That is, the Lord’s will for us is our salvation, our blessedness. There is no loss whatever in accepting the Lord’s will for us. We sacrifice nothing except the illusion of self-sufficiency. When our theology says that we are not life but are recipients of life, it is saying that we are essentially, intrinsically passive. We are activated only by the inflow of life from the Lord; but it is of that Lord’s providence that this life feels as though it were our own. One of the more striking statements in the writings is in Divine Providence 191, that “our own prudence is nothing: it only appears to be something, as in fact it should.”
I suspect that each of us can look back on times when we thought we were in control of what was going on, making decisive choices, and from the perspective of years discover that much more was being done for us than we were doing for ourselves. We might reflect on the principle that freedom is a matter of love, that what we enjoy doing feels free to us~—and then ask ourselves how much control we have over our capacity or tendency to enjoy.
Yet without the appearance of being in control, without the appearance that our prudence “is something,” life becomes meaningless. In the Gospel story, Mary is important. The Lord’s life does not flow into a vacuum, but into her, into us~—concrete, individual, unpredictable us. We need only look around and see how different we are from each other. If we are obsessive about logical consistency, we might say that even though we are passive, we are passive in very distinctive ways.
If we put all this together, there is a parallel in our own lives to the annunciation. Gabriel came to tell Mary that she would be visited by the Holy Spirit and would bear a child who would be the Messiah, the royal descendant of David. The essential message the Lord is trying to get through to us, through the heavens that surround us, is that a birth can take place in us which will fulfill all our dearest hopes.
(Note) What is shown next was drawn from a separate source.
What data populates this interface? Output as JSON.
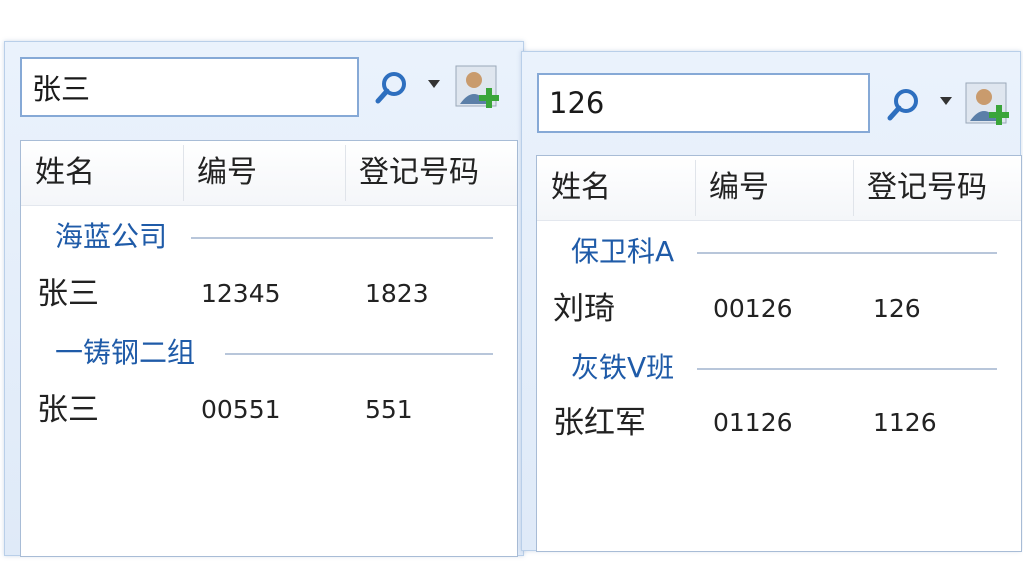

Phillips Brooks was telling us this when he wrote one of the most beloved of Christmas carols, “O little town of Bethlehem.” “O holy child of Bethlehem! descend to us, we pray; cast out our sins and enter in, be born in us today.” No matter how far the church has strayed from its Gospel roots over the centuries, there have always been individuals who understood this and responded to it. All the social and political analyses of what is wrong with our world or our culture, whether they name the villain as capitalism or communism, sexism or racism, miss the point if they do not see what all such “evils” have in common~—a fear of the “other,” a kind of self-deification that cannot survive without demonizing something or someone “out there.” All the remedies to the ills of the world or of our culture fall short if they do not see what all “good” has in common~—the love of each other that is most perfectly expressed in the figure of our Lord.
The annunciation pictures the time when we finally get the message. It breaks in on our consciousness with power, as “Gabriel” is the “mighty messenger of God.” It tells us that the Divine is at hand, that the love and light which can redeem us are not far away—not over the sea or off in the heavens—but are actually pressing in upon us. In a vivid image from the Qur’an, they are closer to us than the vein in our neck. They promise blessing, the realization of our dreams.
One more thing is necessary, though. Divine love, by its very nature, will not force itself upon us. We must accept it. This means we must admit our need, our passiveness. Mary is our model in a way that seems far more profound than canonization can offer. She may be a particularly hard model for men to identify with because of the male culture of self-sufficiency, but that makes the identification all the more urgent. We need to be the Lord’s handmaids, open to the gift of the Holy Spirit. Therein lies our hope—our hope as individuals, our hope as a church, our hope as a nation, our hope as a world.